[Dataset items]
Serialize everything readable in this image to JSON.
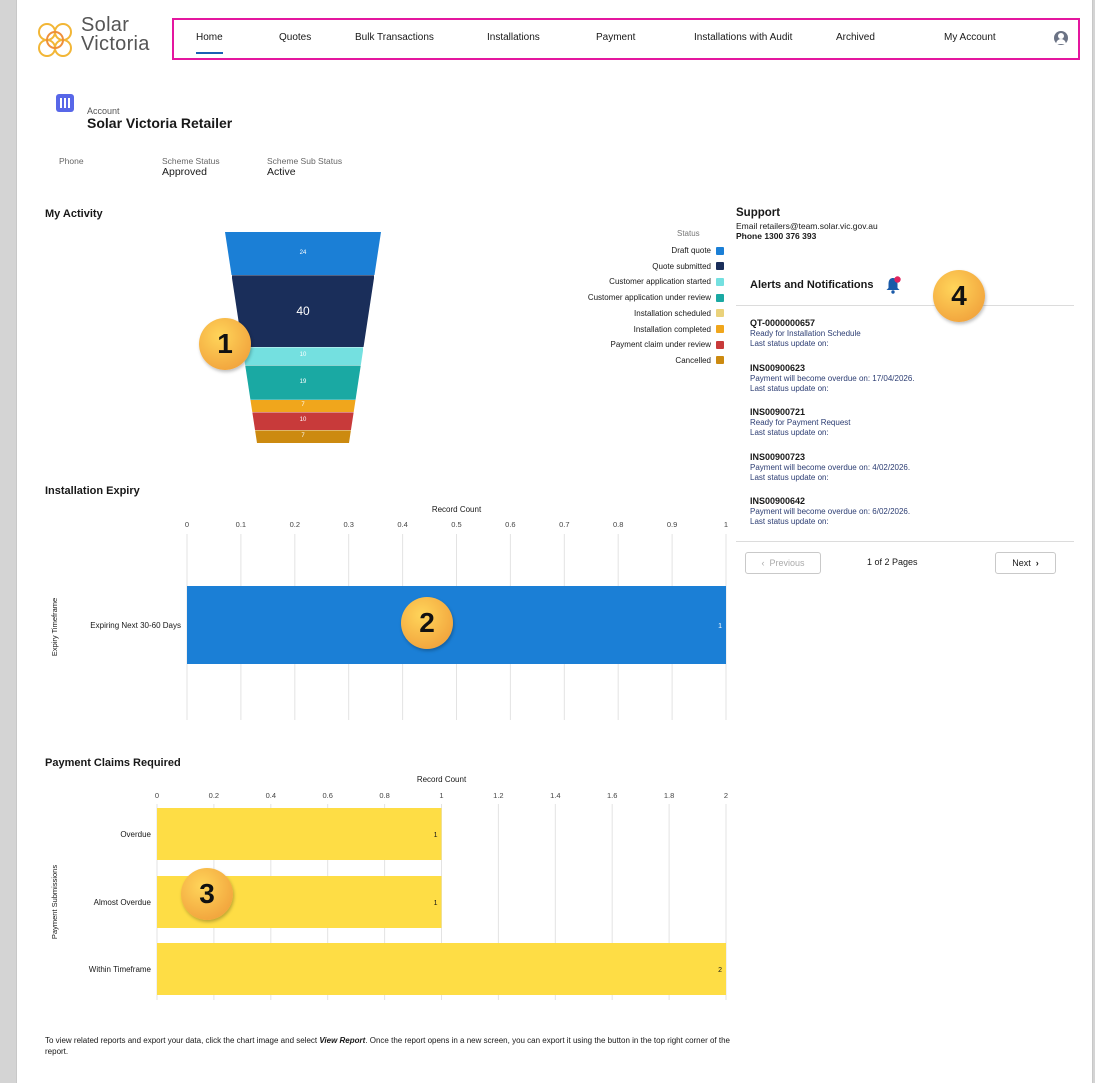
{
  "header": {
    "logo_line1": "Solar",
    "logo_line2": "Victoria",
    "nav": [
      {
        "label": "Home",
        "active": true
      },
      {
        "label": "Quotes"
      },
      {
        "label": "Bulk Transactions"
      },
      {
        "label": "Installations"
      },
      {
        "label": "Payment"
      },
      {
        "label": "Installations with Audit"
      },
      {
        "label": "Archived"
      },
      {
        "label": "My Account"
      }
    ],
    "user_icon": "user-avatar-icon"
  },
  "account": {
    "type_label": "Account",
    "name": "Solar Victoria Retailer",
    "fields": [
      {
        "label": "Phone",
        "value": ""
      },
      {
        "label": "Scheme Status",
        "value": "Approved"
      },
      {
        "label": "Scheme Sub Status",
        "value": "Active"
      }
    ]
  },
  "activity": {
    "title": "My Activity",
    "legend_title": "Status"
  },
  "expiry": {
    "title": "Installation Expiry"
  },
  "payments": {
    "title": "Payment Claims Required"
  },
  "chart_data": [
    {
      "type": "funnel",
      "legend_title": "Status",
      "categories": [
        "Draft quote",
        "Quote submitted",
        "Customer application started",
        "Customer application under review",
        "Installation scheduled",
        "Installation completed",
        "Payment claim under review",
        "Cancelled"
      ],
      "values": [
        24,
        40,
        10,
        19,
        null,
        7,
        10,
        7
      ],
      "colors": [
        "#1b7fd6",
        "#1a2e5a",
        "#74e0e0",
        "#1aa9a3",
        "#ead27b",
        "#f0a61c",
        "#c83a3a",
        "#cc8a10"
      ]
    },
    {
      "type": "bar",
      "orientation": "horizontal",
      "xlabel": "Record Count",
      "ylabel": "Expiry Timeframe",
      "xlim": [
        0,
        1
      ],
      "ticks": [
        "0",
        "0.1",
        "0.2",
        "0.3",
        "0.4",
        "0.5",
        "0.6",
        "0.7",
        "0.8",
        "0.9",
        "1"
      ],
      "categories": [
        "Expiring Next 30-60 Days"
      ],
      "values": [
        1
      ],
      "color": "#1b7fd6"
    },
    {
      "type": "bar",
      "orientation": "horizontal",
      "xlabel": "Record Count",
      "ylabel": "Payment Submissions",
      "xlim": [
        0,
        2
      ],
      "ticks": [
        "0",
        "0.2",
        "0.4",
        "0.6",
        "0.8",
        "1",
        "1.2",
        "1.4",
        "1.6",
        "1.8",
        "2"
      ],
      "categories": [
        "Overdue",
        "Almost Overdue",
        "Within Timeframe"
      ],
      "values": [
        1,
        1,
        2
      ],
      "color": "#fedd45"
    }
  ],
  "support": {
    "title": "Support",
    "email": "Email retailers@team.solar.vic.gov.au",
    "phone": "Phone 1300 376 393"
  },
  "alerts": {
    "title": "Alerts and Notifications",
    "items": [
      {
        "id": "QT-0000000657",
        "message": "Ready for Installation Schedule",
        "update": "Last status update on:"
      },
      {
        "id": "INS00900623",
        "message": "Payment will become overdue on: 17/04/2026.",
        "update": "Last status update on:"
      },
      {
        "id": "INS00900721",
        "message": "Ready for Payment Request",
        "update": "Last status update on:"
      },
      {
        "id": "INS00900723",
        "message": "Payment will become overdue on: 4/02/2026.",
        "update": "Last status update on:"
      },
      {
        "id": "INS00900642",
        "message": "Payment will become overdue on: 6/02/2026.",
        "update": "Last status update on:"
      }
    ],
    "previous_label": "Previous",
    "next_label": "Next",
    "pages": "1 of 2 Pages"
  },
  "callouts": [
    "1",
    "2",
    "3",
    "4"
  ],
  "footer": {
    "text_before": "To view related reports and export your data, click the chart image and select ",
    "text_em": "View Report",
    "text_after": ". Once the report opens in a new screen, you can export it using the button in the top right corner of the report."
  }
}
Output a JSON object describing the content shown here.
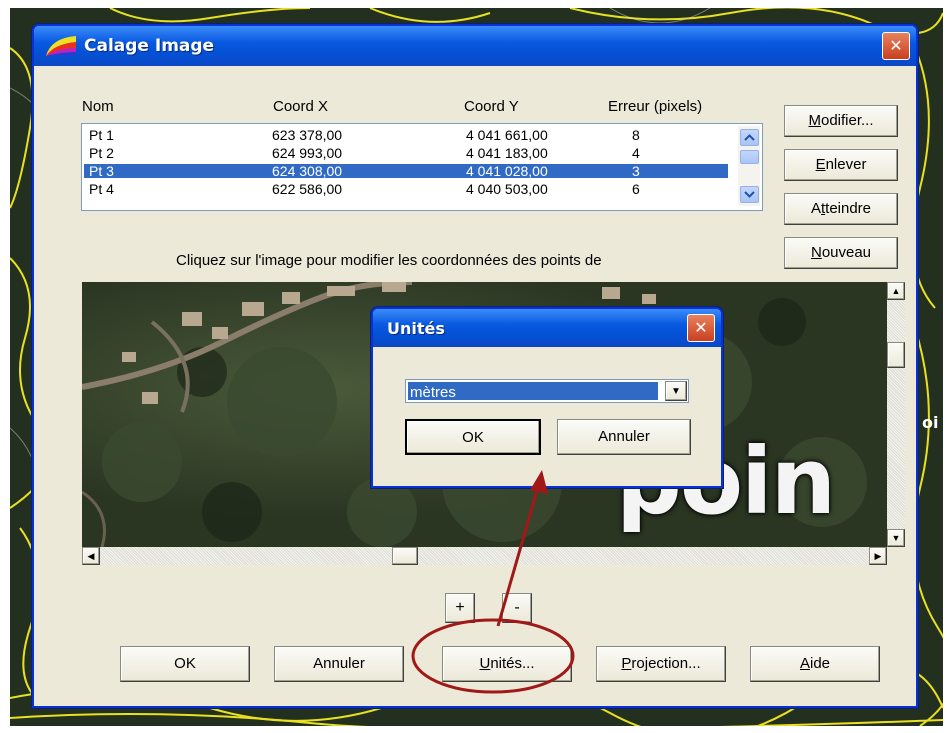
{
  "dialog": {
    "title": "Calage Image",
    "close_label": "✕",
    "columns": [
      "Nom",
      "Coord X",
      "Coord Y",
      "Erreur (pixels)"
    ],
    "points": [
      {
        "nom": "Pt 1",
        "x": "623 378,00",
        "y": "4 041 661,00",
        "err": "8"
      },
      {
        "nom": "Pt 2",
        "x": "624 993,00",
        "y": "4 041 183,00",
        "err": "4"
      },
      {
        "nom": "Pt 3",
        "x": "624 308,00",
        "y": "4 041 028,00",
        "err": "3"
      },
      {
        "nom": "Pt 4",
        "x": "622 586,00",
        "y": "4 040 503,00",
        "err": "6"
      }
    ],
    "selected_row": "Pt 3",
    "side_buttons": {
      "modifier": {
        "pre": "",
        "key": "M",
        "post": "odifier..."
      },
      "enlever": {
        "pre": "",
        "key": "E",
        "post": "nlever"
      },
      "atteindre": {
        "pre": "A",
        "key": "t",
        "post": "teindre"
      },
      "nouveau": {
        "pre": "",
        "key": "N",
        "post": "ouveau"
      }
    },
    "instruction": "Cliquez sur l'image pour modifier les coordonnées des points de",
    "image_overlay_text": "poin",
    "zoom_in": "+",
    "zoom_out": "-",
    "bottom_buttons": {
      "ok": "OK",
      "annuler": "Annuler",
      "unites": {
        "pre": "",
        "key": "U",
        "post": "nités..."
      },
      "projection": {
        "pre": "",
        "key": "P",
        "post": "rojection..."
      },
      "aide": {
        "pre": "",
        "key": "A",
        "post": "ide"
      }
    }
  },
  "units_dialog": {
    "title": "Unités",
    "close_label": "✕",
    "select_value": "mètres",
    "ok": "OK",
    "annuler": "Annuler"
  },
  "background_fragment": "oi",
  "colors": {
    "annotation": "#a01818",
    "selection": "#316ac5",
    "title_bar": "#0453d8",
    "contours": "#e8e020"
  }
}
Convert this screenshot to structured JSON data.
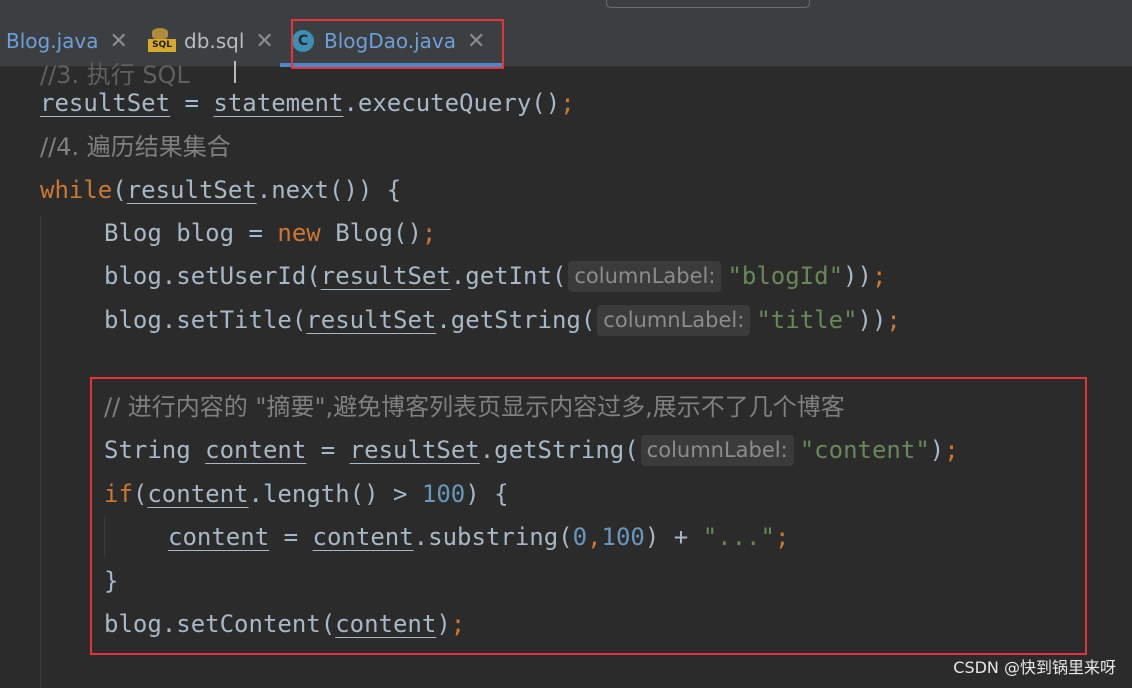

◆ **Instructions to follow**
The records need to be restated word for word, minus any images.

◆ **Answer**
Serialize everything readable in this image to JSON.
{
  "header": {
    "logo_line1": "Solar",
    "logo_line2": "Victoria",
    "nav": [
      {
        "label": "Home",
        "active": true
      },
      {
        "label": "Quotes"
      },
      {
        "label": "Bulk Transactions"
      },
      {
        "label": "Installations"
      },
      {
        "label": "Payment"
      },
      {
        "label": "Installations with Audit"
      },
      {
        "label": "Archived"
      },
      {
        "label": "My Account"
      }
    ],
    "user_icon": "user-avatar-icon"
  },
  "account": {
    "type_label": "Account",
    "name": "Solar Victoria Retailer",
    "fields": [
      {
        "label": "Phone",
        "value": ""
      },
      {
        "label": "Scheme Status",
        "value": "Approved"
      },
      {
        "label": "Scheme Sub Status",
        "value": "Active"
      }
    ]
  },
  "activity": {
    "title": "My Activity",
    "legend_title": "Status"
  },
  "expiry": {
    "title": "Installation Expiry"
  },
  "payments": {
    "title": "Payment Claims Required"
  },
  "chart_data": [
    {
      "type": "funnel",
      "legend_title": "Status",
      "categories": [
        "Draft quote",
        "Quote submitted",
        "Customer application started",
        "Customer application under review",
        "Installation scheduled",
        "Installation completed",
        "Payment claim under review",
        "Cancelled"
      ],
      "values": [
        24,
        40,
        10,
        19,
        null,
        7,
        10,
        7
      ],
      "colors": [
        "#1b7fd6",
        "#1a2e5a",
        "#74e0e0",
        "#1aa9a3",
        "#ead27b",
        "#f0a61c",
        "#c83a3a",
        "#cc8a10"
      ]
    },
    {
      "type": "bar",
      "orientation": "horizontal",
      "xlabel": "Record Count",
      "ylabel": "Expiry Timeframe",
      "xlim": [
        0,
        1
      ],
      "ticks": [
        "0",
        "0.1",
        "0.2",
        "0.3",
        "0.4",
        "0.5",
        "0.6",
        "0.7",
        "0.8",
        "0.9",
        "1"
      ],
      "categories": [
        "Expiring Next 30-60 Days"
      ],
      "values": [
        1
      ],
      "color": "#1b7fd6"
    },
    {
      "type": "bar",
      "orientation": "horizontal",
      "xlabel": "Record Count",
      "ylabel": "Payment Submissions",
      "xlim": [
        0,
        2
      ],
      "ticks": [
        "0",
        "0.2",
        "0.4",
        "0.6",
        "0.8",
        "1",
        "1.2",
        "1.4",
        "1.6",
        "1.8",
        "2"
      ],
      "categories": [
        "Overdue",
        "Almost Overdue",
        "Within Timeframe"
      ],
      "values": [
        1,
        1,
        2
      ],
      "color": "#fedd45"
    }
  ],
  "support": {
    "title": "Support",
    "email": "Email retailers@team.solar.vic.gov.au",
    "phone": "Phone 1300 376 393"
  },
  "alerts": {
    "title": "Alerts and Notifications",
    "items": [
      {
        "id": "QT-0000000657",
        "message": "Ready for Installation Schedule",
        "update": "Last status update on:"
      },
      {
        "id": "INS00900623",
        "message": "Payment will become overdue on: 17/04/2026.",
        "update": "Last status update on:"
      },
      {
        "id": "INS00900721",
        "message": "Ready for Payment Request",
        "update": "Last status update on:"
      },
      {
        "id": "INS00900723",
        "message": "Payment will become overdue on: 4/02/2026.",
        "update": "Last status update on:"
      },
      {
        "id": "INS00900642",
        "message": "Payment will become overdue on: 6/02/2026.",
        "update": "Last status update on:"
      }
    ],
    "previous_label": "Previous",
    "next_label": "Next",
    "pages": "1 of 2 Pages"
  },
  "callouts": [
    "1",
    "2",
    "3",
    "4"
  ],
  "footer": {
    "text_before": "To view related reports and export your data, click the chart image and select ",
    "text_em": "View Report",
    "text_after": ". Once the report opens in a new screen, you can export it using the button in the top right corner of the report."
  }
}
Output a JSON object describing the content shown here.
{
  "dialog": {
    "title": "Calage Image",
    "close_label": "✕",
    "columns": [
      "Nom",
      "Coord X",
      "Coord Y",
      "Erreur (pixels)"
    ],
    "points": [
      {
        "nom": "Pt 1",
        "x": "623 378,00",
        "y": "4 041 661,00",
        "err": "8"
      },
      {
        "nom": "Pt 2",
        "x": "624 993,00",
        "y": "4 041 183,00",
        "err": "4"
      },
      {
        "nom": "Pt 3",
        "x": "624 308,00",
        "y": "4 041 028,00",
        "err": "3"
      },
      {
        "nom": "Pt 4",
        "x": "622 586,00",
        "y": "4 040 503,00",
        "err": "6"
      }
    ],
    "selected_row": "Pt 3",
    "side_buttons": {
      "modifier": {
        "pre": "",
        "key": "M",
        "post": "odifier..."
      },
      "enlever": {
        "pre": "",
        "key": "E",
        "post": "nlever"
      },
      "atteindre": {
        "pre": "A",
        "key": "t",
        "post": "teindre"
      },
      "nouveau": {
        "pre": "",
        "key": "N",
        "post": "ouveau"
      }
    },
    "instruction": "Cliquez sur l'image pour modifier les coordonnées des points de",
    "image_overlay_text": "poin",
    "zoom_in": "+",
    "zoom_out": "-",
    "bottom_buttons": {
      "ok": "OK",
      "annuler": "Annuler",
      "unites": {
        "pre": "",
        "key": "U",
        "post": "nités..."
      },
      "projection": {
        "pre": "",
        "key": "P",
        "post": "rojection..."
      },
      "aide": {
        "pre": "",
        "key": "A",
        "post": "ide"
      }
    }
  },
  "units_dialog": {
    "title": "Unités",
    "close_label": "✕",
    "select_value": "mètres",
    "ok": "OK",
    "annuler": "Annuler"
  },
  "background_fragment": "oi",
  "colors": {
    "annotation": "#a01818",
    "selection": "#316ac5",
    "title_bar": "#0453d8",
    "contours": "#e8e020"
  }
}
Convert this screenshot to structured JSON data.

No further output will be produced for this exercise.